Jeffrey Salkin suggests that the purpose of religion is to comfort the afflicted and to afflict the comfortable – and that “we are now squarely in the ‘afflict the comfortable’ role.” He knows this is a lot to ask of a people who are coping with our own suffering. To help us understand why this is so important in this crucial moment Salkin cites a prayer in the Jewish Reform Prayer Book that reflects what Jesus asks his disciples to do:
“Disturb us, Adonai. Ruffle us from our complacency. Make us dissatisfied – dissatisfied with the peace of ignorance, the quietude which arises from a shunning of the horror, the defeat, the bitterness and the poverty, physical and spiritual, of humans. Shock us, Adonai. Deny to us the false Shabbat which gives us the delusions of satisfaction amid a world of war and hatred. Wake us, O God, and shake us from the sweet and sad poignancies rendered by half-forgotten melodies and rubric prayers of yester years. Make us know that the border of the sanctuary is not the border of living and the walls of your temples are not shelters from the winds of truth, justice, and reality.”

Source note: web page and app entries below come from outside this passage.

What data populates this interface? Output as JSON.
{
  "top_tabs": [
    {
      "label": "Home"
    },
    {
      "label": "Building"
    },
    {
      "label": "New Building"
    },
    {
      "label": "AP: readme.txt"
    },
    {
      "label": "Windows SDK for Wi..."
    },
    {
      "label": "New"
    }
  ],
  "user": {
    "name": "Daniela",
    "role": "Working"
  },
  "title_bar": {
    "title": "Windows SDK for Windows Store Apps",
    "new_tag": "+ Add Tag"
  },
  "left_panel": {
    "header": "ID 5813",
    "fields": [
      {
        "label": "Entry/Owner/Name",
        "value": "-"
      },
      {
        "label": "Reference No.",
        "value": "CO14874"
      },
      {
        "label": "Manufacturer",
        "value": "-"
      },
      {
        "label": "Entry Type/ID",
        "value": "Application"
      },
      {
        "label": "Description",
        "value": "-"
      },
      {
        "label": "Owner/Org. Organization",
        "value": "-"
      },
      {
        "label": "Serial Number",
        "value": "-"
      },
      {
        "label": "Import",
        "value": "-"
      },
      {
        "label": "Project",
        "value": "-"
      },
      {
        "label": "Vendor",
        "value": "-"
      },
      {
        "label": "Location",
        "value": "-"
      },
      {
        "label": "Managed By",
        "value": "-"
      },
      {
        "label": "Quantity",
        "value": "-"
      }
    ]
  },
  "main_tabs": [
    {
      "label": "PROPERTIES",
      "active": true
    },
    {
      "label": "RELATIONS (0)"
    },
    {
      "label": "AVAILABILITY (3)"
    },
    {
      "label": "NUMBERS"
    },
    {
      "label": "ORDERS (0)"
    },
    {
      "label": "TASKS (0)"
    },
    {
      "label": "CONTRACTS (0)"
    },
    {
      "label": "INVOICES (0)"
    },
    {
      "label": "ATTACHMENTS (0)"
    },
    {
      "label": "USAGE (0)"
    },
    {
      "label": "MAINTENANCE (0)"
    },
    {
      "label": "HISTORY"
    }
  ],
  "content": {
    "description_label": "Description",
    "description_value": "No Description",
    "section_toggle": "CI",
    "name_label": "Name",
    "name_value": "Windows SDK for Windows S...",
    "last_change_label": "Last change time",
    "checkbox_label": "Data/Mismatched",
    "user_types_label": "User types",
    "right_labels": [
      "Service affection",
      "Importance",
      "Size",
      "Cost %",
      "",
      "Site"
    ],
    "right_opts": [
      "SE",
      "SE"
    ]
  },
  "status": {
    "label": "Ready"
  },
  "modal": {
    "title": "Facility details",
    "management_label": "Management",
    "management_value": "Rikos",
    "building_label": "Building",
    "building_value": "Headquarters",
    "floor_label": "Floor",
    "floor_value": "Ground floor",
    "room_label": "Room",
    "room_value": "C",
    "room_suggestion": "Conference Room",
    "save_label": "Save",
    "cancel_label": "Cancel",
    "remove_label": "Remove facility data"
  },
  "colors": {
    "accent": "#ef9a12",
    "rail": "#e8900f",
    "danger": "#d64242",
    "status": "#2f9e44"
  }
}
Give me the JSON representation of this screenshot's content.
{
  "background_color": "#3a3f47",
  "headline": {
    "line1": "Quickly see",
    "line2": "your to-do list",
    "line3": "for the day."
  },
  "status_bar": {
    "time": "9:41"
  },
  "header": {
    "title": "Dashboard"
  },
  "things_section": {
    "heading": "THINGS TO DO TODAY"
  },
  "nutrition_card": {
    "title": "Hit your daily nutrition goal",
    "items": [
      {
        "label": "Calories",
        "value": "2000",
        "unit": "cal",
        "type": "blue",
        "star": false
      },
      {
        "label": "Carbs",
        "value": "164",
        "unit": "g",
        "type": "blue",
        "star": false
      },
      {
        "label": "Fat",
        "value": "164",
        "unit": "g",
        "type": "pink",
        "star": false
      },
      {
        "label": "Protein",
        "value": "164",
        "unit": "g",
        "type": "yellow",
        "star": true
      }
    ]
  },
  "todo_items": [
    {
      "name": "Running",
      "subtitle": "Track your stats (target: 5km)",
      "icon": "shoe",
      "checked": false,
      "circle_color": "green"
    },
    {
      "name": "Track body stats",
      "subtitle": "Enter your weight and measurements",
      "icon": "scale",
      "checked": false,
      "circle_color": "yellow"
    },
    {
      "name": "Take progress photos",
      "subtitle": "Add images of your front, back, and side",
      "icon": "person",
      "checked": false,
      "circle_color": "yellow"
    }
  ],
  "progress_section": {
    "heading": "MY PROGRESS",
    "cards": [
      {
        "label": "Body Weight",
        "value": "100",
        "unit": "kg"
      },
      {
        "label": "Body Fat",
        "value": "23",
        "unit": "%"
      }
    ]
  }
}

Consider us shocked and disturbed. The question is what we will do with the shocks and disruptions that surround us – what we will do with our suffering. Trillia Newbell writes, “Christians have to realize that we are ambassadors… for Christ…Our allegiance isn’t to worldly structures and systems, but to the Lord. This reality frees us to labor for our neighbor, to engage in the culture for the good of society and to speak the truth in love.” We can choose to focus on our own fears and complaints -or we can place our trust in God, following the way of Jesus not because it serves us, but because it allows us to serve others. We can use our suffering to identify with and support others who suffer. We can be true Christian disciples, growing, enduring, confident in and never failing to commend God’s power and Christ’s love to those around us. Such love, such hope – is not endangered by protest or defeated by violence or contained by location. God’s love is ever present – and eternal. Amen.
Luke A. Powery, (2011), in Feasting on the Word: Year A, Volume 3: Pentecost and Season After Pentecost 1 (Propers 3-16), David L. Bartlett and Barbara Brown Taylor, eds. [Louisville, KY: Presbyterian Publishing Corporation], 143.
Guy D. Nave, Jr., (2011), in Feasting on the Word: Year A, Volume 3: Pentecost and Season After Pentecost 1 (Propers 3-16), David L. Bartlett and Barbara Brown Taylor, eds. [Louisville, KY: Presbyterian Publishing Corporation], 145.
Jeffrey Salkin, (June 8, 2020), “Thou shalt not be Comfortable,” in Religion News, https://religionnews.com/2020/06/08/george-floyd-protest/
Trillia Newbell, (June 8, 2020), “I’ve always suffered racism. Becoming a Christian didn’t make it easier,” in Religion News, https://religionnews.com/2020/06/08/ive-always-suffered-racism-becoming-a-christian-didnt-make-it-easier/